Hard SF : Aliens : Humor?


Timing is very important in humor. But timing in what? First, perhaps it's necessary to divide humor into separate categories. If we laugh at someone being hit in the face with a pie, perhaps timing isn't so important. But when we listen to a joke, there seems to be a matter of timing in how long it takes us to "get it".

Somebody asks you, "How many Martians does it take to change a light bulb?" You say, "How many?" He gives you the punchline: "Three! One to hold the light bulb and two to turn the ladder!" If you find it funny, it's because it took you just the right amount of time to figure out: that the Martians are changing a light bulb in a ceiling fixture which requires getting up on a ladder to reach, but they are too dumb to simply have the Martian on the ladder twist his hand to tighten the bulb into place. Therefore, the Martians have used the much less efficient method of having the Martian on the ladder stand perfectly still while two Martians standing on the floor hold the ladder and walk in a circle so the ladder rotates around the axis of the ceiling fixture until the bulb is tight.

Reading this elaborate explanation of a joke, of course, kills any humor value. Enjoying a joke requires figuring it out yourself in a short period of time. I imagine this is because figuring it out quickly makes the listener feel smart.

If you'd never seen or heard of a ceiling light fixture for light bulbs, you wouldn't know what a ladder had to do with changing a light bulb. You'd have no idea what they were doing. You wouldn't find it funny. Once someone explained it to you, you'd understand but you wouldn't be amused.

A joke that is too obvious isn't funny because you can't really feel clever about figuring it out. A joke that takes too long to figure out, even if nobody has to explain it to you, isn't funny either.

At least in humans, there is a link between humor and one's perception of one's own intelligence. It seems reasonable that in the evolution of intelligent species they will develop a psychology that promotes putting a value on intelligence. If that is true, self-appreciation of one's own intelligence may lead to something like humor in others. If not the equivalent of laughter, at least the equivalent of a grin of pride.

One could test one's intelligence by exchanging brain-teasers rather than jokes. However, probably not as the most common form for a species. While everybody wants to think they are clever, not everyone is really good at brain-teasers. What the average person needs is something which is not too hard. For a joke to be funny, you have to "get it" within a second or two. At least for humans, this seems to express an evolutionary appreciation of intelligence that doesn't require a whole lot of research or calculation. That makes sense, early humans living in the wild probably had to value snap decisions in cases of danger and a person's memorization of the means of a hunter-gatherer lifestyle. On this level, a joke could be brain exercise.

Human jokes tend to have other elements. I'm not sure how much sex tends to be a common element in jokes because it is a topic with social inhibitions, and how much it reflects the importance of reproduction to living creatures. In favor of the first explanation is the widespread nature of other kinds of "toilet humor" which may reflect necessary body functions, but not ones that are at the level of DNA's demand to copy itself as much as possible.
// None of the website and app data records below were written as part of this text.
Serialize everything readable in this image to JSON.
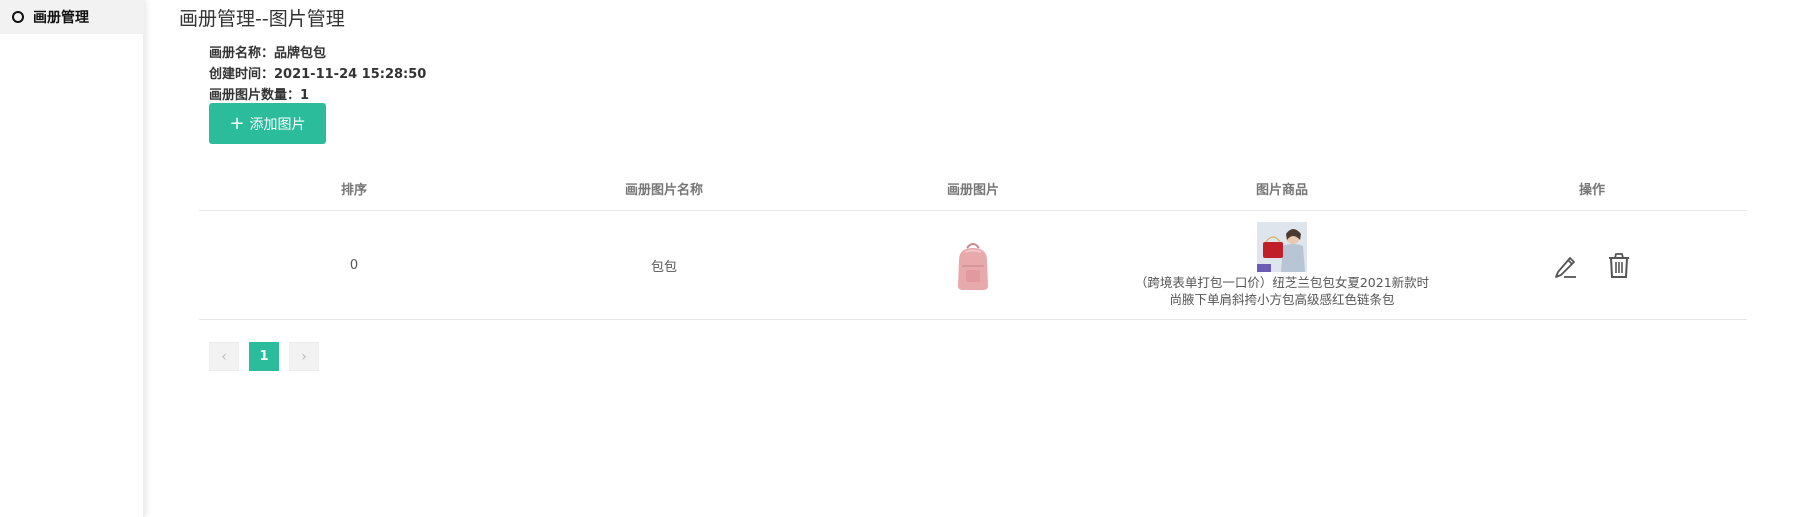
{
  "sidebar": {
    "items": [
      {
        "label": "画册管理",
        "icon": "circle-outline-icon"
      }
    ]
  },
  "page": {
    "title": "画册管理--图片管理"
  },
  "album": {
    "name_line": "画册名称：品牌包包",
    "created_line": "创建时间：2021-11-24 15:28:50",
    "count_line": "画册图片数量：1"
  },
  "toolbar": {
    "add_label": "添加图片",
    "add_icon": "plus-icon"
  },
  "table": {
    "headers": [
      "排序",
      "画册图片名称",
      "画册图片",
      "图片商品",
      "操作"
    ],
    "rows": [
      {
        "sort": "0",
        "name": "包包",
        "image": "pink-backpack-image",
        "product_name": "（跨境表单打包一口价）纽芝兰包包女夏2021新款时尚腋下单肩斜挎小方包高级感红色链条包",
        "product_image": "red-handbag-model-image",
        "actions": [
          "edit-icon",
          "delete-icon"
        ]
      }
    ]
  },
  "pagination": {
    "prev": "‹",
    "current": "1",
    "next": "›"
  },
  "colors": {
    "accent": "#2bbd9b",
    "sidebar_active_bg": "#f2f2f2"
  }
}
If sex is a common humor element because of social inhibitions, it's not so clear whether it would be common in extraterrestrial humor.
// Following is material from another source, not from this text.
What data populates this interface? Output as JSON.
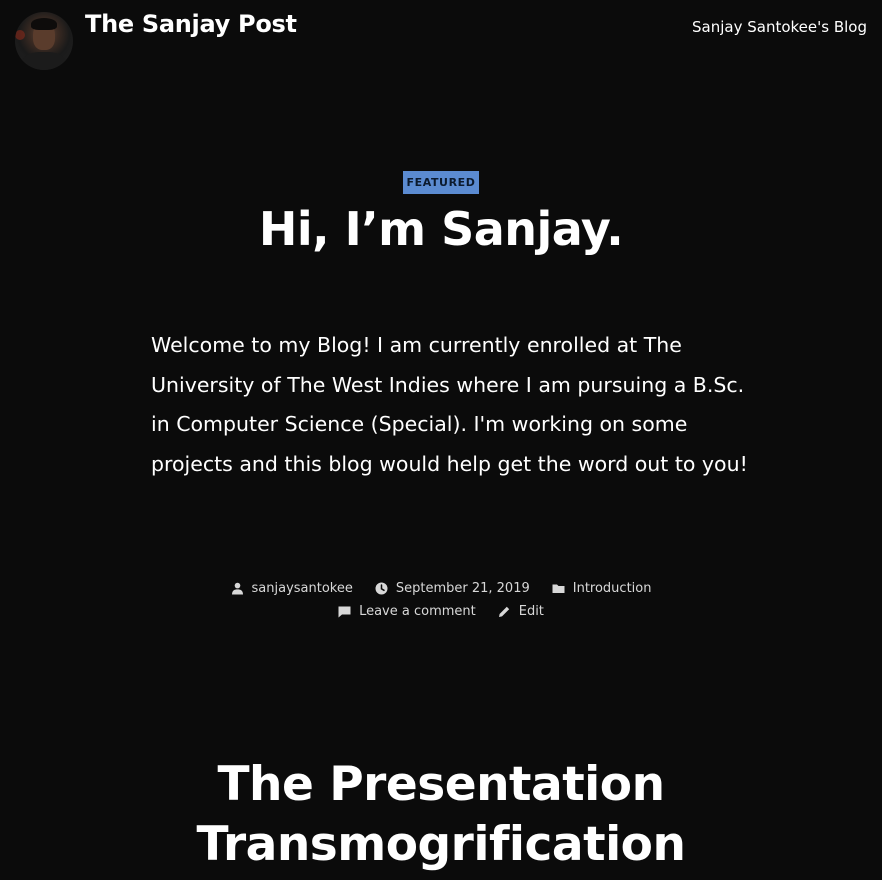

Another common element in humor is making fun of "them". You don't tell light bulb jokes about "us". This may partly be no more than another way to say "I am clever" or "We are clever", with the others portrayed as dumb only as contrast to highlight how smart we are. On the other hand, humans may really care about the fact "'they' are dumb". We may have a deep-seated "us vs. them" psychology. It is reasonable for evolution to give us a perspective that makes us prefer, protect and promote our own corner of the gene pool. If individuals of an intelligent species are molded to favor those closest to their own combination of genes, they will to one degree or another disfavor those with less similar genes. If humor (or parallel forms) are used by intelligent species to say "I am clever", it may be common to use the same form to express "they are not clever".

(But it's not a joke to say: "These Martians were so dumb they couldn't figure out to twist their wrists to change a light bulb. So they had one guy stand on a ladder while two guys turned the ladder." Saying "they are dumb" is only funny if you have to "get the joke".)

Somewhere, a comedian may be asking an audience, "How many Earthlings does it take to change an illuminator? [Pause] None! They're still using [pause, snicker] light bulbs!"